Exercise goal:
Search the records for the string "Tamaño", then copy each line where it appears.

[Element data from apps and pages]
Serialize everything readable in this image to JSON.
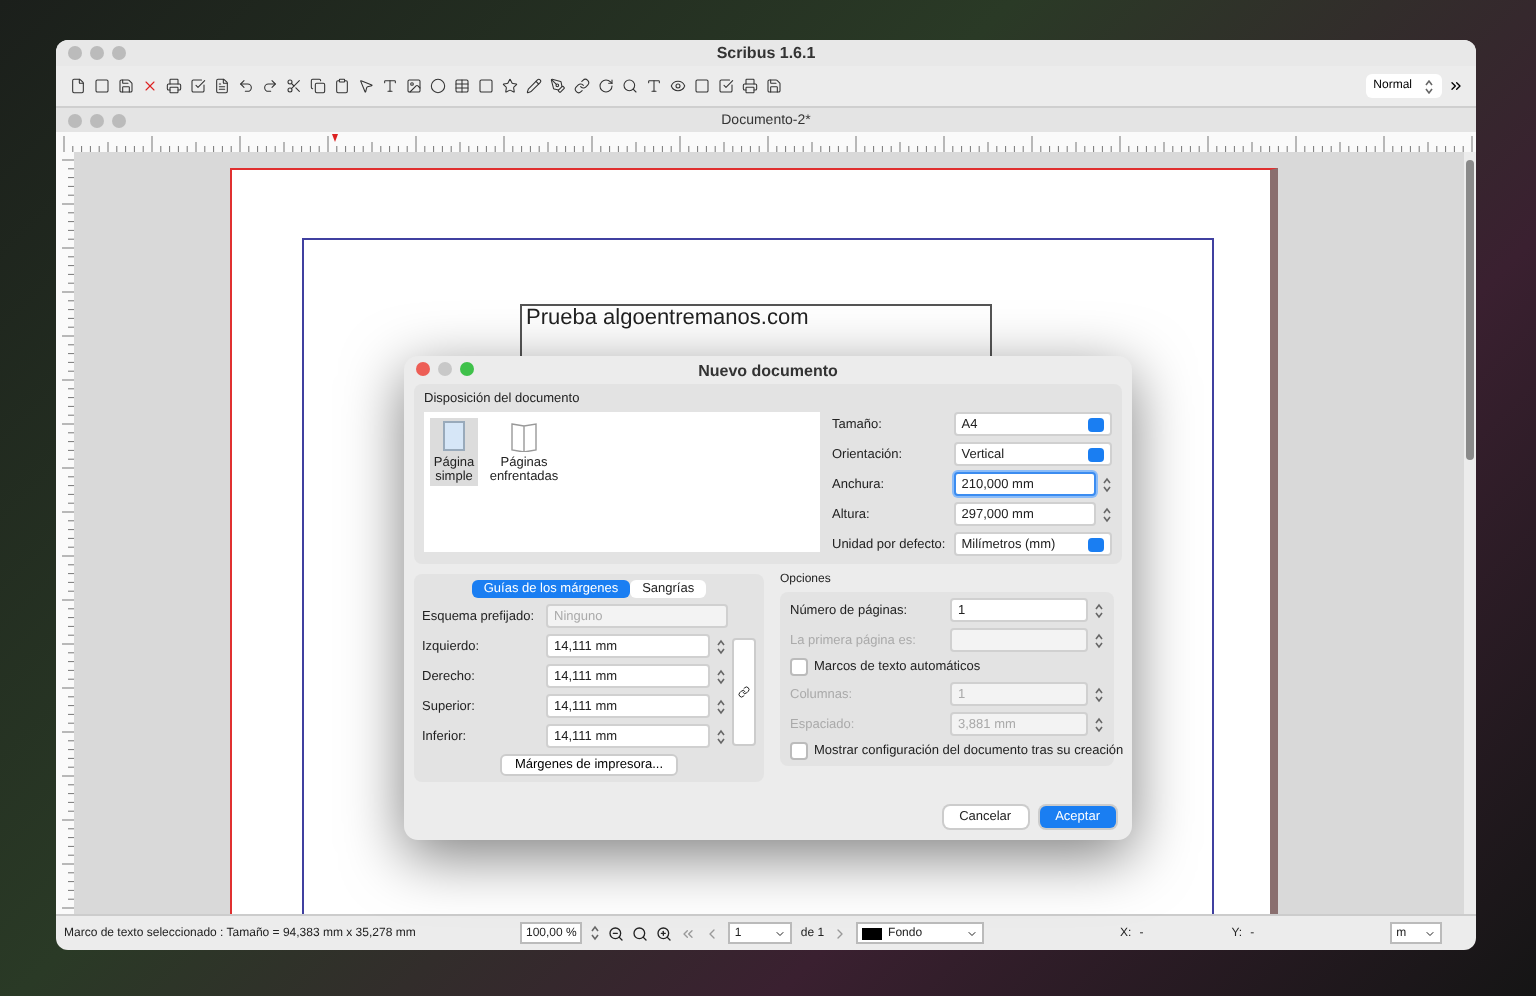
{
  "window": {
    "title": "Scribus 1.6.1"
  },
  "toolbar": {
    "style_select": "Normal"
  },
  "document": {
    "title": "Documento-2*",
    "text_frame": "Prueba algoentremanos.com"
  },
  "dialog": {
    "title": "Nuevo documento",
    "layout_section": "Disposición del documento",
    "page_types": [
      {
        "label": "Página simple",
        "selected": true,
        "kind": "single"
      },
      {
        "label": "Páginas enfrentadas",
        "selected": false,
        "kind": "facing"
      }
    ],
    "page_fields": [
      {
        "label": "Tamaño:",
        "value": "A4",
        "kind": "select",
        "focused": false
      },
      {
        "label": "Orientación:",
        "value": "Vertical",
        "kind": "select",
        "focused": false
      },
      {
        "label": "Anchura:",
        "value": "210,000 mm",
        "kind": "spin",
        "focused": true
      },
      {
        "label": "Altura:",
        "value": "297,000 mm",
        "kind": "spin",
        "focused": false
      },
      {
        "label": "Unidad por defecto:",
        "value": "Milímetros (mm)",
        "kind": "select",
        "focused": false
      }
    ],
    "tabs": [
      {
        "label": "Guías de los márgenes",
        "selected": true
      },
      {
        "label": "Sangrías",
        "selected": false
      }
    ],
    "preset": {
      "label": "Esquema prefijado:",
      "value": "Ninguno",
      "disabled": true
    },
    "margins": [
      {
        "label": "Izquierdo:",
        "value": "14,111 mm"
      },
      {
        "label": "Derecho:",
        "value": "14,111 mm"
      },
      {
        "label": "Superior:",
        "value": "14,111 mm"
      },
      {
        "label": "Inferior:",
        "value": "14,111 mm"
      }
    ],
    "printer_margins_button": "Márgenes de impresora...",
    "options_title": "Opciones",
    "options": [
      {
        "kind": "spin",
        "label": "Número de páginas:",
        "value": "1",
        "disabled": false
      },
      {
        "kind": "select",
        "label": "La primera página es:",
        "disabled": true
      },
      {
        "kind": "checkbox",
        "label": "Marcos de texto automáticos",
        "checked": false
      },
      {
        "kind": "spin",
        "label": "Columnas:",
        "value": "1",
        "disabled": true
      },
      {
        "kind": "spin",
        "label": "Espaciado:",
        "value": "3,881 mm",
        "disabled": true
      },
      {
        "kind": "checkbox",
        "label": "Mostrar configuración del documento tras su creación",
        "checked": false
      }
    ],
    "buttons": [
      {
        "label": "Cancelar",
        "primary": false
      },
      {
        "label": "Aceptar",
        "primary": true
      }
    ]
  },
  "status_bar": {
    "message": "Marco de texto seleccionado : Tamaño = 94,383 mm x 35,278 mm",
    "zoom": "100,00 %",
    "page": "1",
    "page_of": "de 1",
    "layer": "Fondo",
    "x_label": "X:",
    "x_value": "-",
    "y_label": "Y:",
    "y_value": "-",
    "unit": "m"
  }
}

Answer space:
        "label": "Tamaño:",
    "message": "Marco de texto seleccionado : Tamaño = 94,383 mm x 35,278 mm",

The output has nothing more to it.